[Data about app and page elements]

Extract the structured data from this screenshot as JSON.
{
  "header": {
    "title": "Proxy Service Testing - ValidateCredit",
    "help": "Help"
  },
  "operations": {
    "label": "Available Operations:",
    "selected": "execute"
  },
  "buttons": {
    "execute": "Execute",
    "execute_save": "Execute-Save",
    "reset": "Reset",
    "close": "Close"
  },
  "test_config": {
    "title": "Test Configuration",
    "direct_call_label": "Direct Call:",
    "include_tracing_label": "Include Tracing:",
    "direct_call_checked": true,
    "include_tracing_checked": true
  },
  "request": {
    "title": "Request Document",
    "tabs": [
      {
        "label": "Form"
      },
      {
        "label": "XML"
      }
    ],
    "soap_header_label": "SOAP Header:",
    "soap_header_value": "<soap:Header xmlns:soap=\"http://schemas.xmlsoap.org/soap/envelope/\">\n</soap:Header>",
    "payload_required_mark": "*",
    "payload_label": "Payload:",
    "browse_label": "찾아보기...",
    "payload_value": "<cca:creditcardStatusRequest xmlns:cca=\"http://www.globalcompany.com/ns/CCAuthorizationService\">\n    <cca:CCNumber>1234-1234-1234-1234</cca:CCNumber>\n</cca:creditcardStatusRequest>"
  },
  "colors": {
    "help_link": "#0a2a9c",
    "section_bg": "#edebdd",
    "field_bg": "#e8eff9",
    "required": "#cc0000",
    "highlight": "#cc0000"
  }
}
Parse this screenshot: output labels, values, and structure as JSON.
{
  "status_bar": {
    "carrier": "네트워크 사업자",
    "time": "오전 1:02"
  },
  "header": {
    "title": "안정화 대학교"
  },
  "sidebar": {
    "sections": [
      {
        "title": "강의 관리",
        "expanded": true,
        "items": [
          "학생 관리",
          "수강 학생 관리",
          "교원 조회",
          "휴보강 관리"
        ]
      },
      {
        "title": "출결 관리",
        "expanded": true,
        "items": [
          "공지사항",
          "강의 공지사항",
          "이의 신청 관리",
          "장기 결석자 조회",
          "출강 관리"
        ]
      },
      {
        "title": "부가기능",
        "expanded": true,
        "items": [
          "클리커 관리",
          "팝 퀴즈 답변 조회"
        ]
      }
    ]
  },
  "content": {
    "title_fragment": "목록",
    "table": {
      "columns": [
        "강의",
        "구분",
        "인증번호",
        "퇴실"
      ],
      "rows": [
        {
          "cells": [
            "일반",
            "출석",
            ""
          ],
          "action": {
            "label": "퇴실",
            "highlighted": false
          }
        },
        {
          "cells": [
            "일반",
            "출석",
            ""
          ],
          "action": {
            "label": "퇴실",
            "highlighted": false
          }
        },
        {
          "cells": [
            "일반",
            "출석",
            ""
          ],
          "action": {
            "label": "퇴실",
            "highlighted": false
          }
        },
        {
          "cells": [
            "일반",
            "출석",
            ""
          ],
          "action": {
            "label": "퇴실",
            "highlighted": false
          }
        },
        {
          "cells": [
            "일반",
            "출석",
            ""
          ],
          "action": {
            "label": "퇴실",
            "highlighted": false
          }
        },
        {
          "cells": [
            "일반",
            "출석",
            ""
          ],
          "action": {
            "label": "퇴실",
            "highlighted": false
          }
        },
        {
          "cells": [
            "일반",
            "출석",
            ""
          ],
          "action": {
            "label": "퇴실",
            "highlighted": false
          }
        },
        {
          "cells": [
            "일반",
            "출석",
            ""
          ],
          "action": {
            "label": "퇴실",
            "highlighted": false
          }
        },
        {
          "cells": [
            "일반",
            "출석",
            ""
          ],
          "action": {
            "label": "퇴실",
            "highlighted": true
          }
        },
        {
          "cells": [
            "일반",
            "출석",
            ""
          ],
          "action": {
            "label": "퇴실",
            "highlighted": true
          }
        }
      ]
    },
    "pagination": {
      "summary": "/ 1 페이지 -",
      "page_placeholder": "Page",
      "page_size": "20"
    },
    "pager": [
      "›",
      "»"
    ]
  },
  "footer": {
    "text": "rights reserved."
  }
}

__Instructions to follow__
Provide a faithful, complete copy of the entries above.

__Your solution__
Extract the structured data from this screenshot as JSON.
{
  "header": {
    "title": "Proxy Service Testing - ValidateCredit",
    "help": "Help"
  },
  "operations": {
    "label": "Available Operations:",
    "selected": "execute"
  },
  "buttons": {
    "execute": "Execute",
    "execute_save": "Execute-Save",
    "reset": "Reset",
    "close": "Close"
  },
  "test_config": {
    "title": "Test Configuration",
    "direct_call_label": "Direct Call:",
    "include_tracing_label": "Include Tracing:",
    "direct_call_checked": true,
    "include_tracing_checked": true
  },
  "request": {
    "title": "Request Document",
    "tabs": [
      {
        "label": "Form"
      },
      {
        "label": "XML"
      }
    ],
    "soap_header_label": "SOAP Header:",
    "soap_header_value": "<soap:Header xmlns:soap=\"http://schemas.xmlsoap.org/soap/envelope/\">\n</soap:Header>",
    "payload_required_mark": "*",
    "payload_label": "Payload:",
    "browse_label": "찾아보기...",
    "payload_value": "<cca:creditcardStatusRequest xmlns:cca=\"http://www.globalcompany.com/ns/CCAuthorizationService\">\n    <cca:CCNumber>1234-1234-1234-1234</cca:CCNumber>\n</cca:creditcardStatusRequest>"
  },
  "colors": {
    "help_link": "#0a2a9c",
    "section_bg": "#edebdd",
    "field_bg": "#e8eff9",
    "required": "#cc0000",
    "highlight": "#cc0000"
  }
}
Parse this screenshot: output labels, values, and structure as JSON.
{
  "status_bar": {
    "carrier": "네트워크 사업자",
    "time": "오전 1:02"
  },
  "header": {
    "title": "안정화 대학교"
  },
  "sidebar": {
    "sections": [
      {
        "title": "강의 관리",
        "expanded": true,
        "items": [
          "학생 관리",
          "수강 학생 관리",
          "교원 조회",
          "휴보강 관리"
        ]
      },
      {
        "title": "출결 관리",
        "expanded": true,
        "items": [
          "공지사항",
          "강의 공지사항",
          "이의 신청 관리",
          "장기 결석자 조회",
          "출강 관리"
        ]
      },
      {
        "title": "부가기능",
        "expanded": true,
        "items": [
          "클리커 관리",
          "팝 퀴즈 답변 조회"
        ]
      }
    ]
  },
  "content": {
    "title_fragment": "목록",
    "table": {
      "columns": [
        "강의",
        "구분",
        "인증번호",
        "퇴실"
      ],
      "rows": [
        {
          "cells": [
            "일반",
            "출석",
            ""
          ],
          "action": {
            "label": "퇴실",
            "highlighted": false
          }
        },
        {
          "cells": [
            "일반",
            "출석",
            ""
          ],
          "action": {
            "label": "퇴실",
            "highlighted": false
          }
        },
        {
          "cells": [
            "일반",
            "출석",
            ""
          ],
          "action": {
            "label": "퇴실",
            "highlighted": false
          }
        },
        {
          "cells": [
            "일반",
            "출석",
            ""
          ],
          "action": {
            "label": "퇴실",
            "highlighted": false
          }
        },
        {
          "cells": [
            "일반",
            "출석",
            ""
          ],
          "action": {
            "label": "퇴실",
            "highlighted": false
          }
        },
        {
          "cells": [
            "일반",
            "출석",
            ""
          ],
          "action": {
            "label": "퇴실",
            "highlighted": false
          }
        },
        {
          "cells": [
            "일반",
            "출석",
            ""
          ],
          "action": {
            "label": "퇴실",
            "highlighted": false
          }
        },
        {
          "cells": [
            "일반",
            "출석",
            ""
          ],
          "action": {
            "label": "퇴실",
            "highlighted": false
          }
        },
        {
          "cells": [
            "일반",
            "출석",
            ""
          ],
          "action": {
            "label": "퇴실",
            "highlighted": true
          }
        },
        {
          "cells": [
            "일반",
            "출석",
            ""
          ],
          "action": {
            "label": "퇴실",
            "highlighted": true
          }
        }
      ]
    },
    "pagination": {
      "summary": "/ 1 페이지 -",
      "page_placeholder": "Page",
      "page_size": "20"
    },
    "pager": [
      "›",
      "»"
    ]
  },
  "footer": {
    "text": "rights reserved."
  }
}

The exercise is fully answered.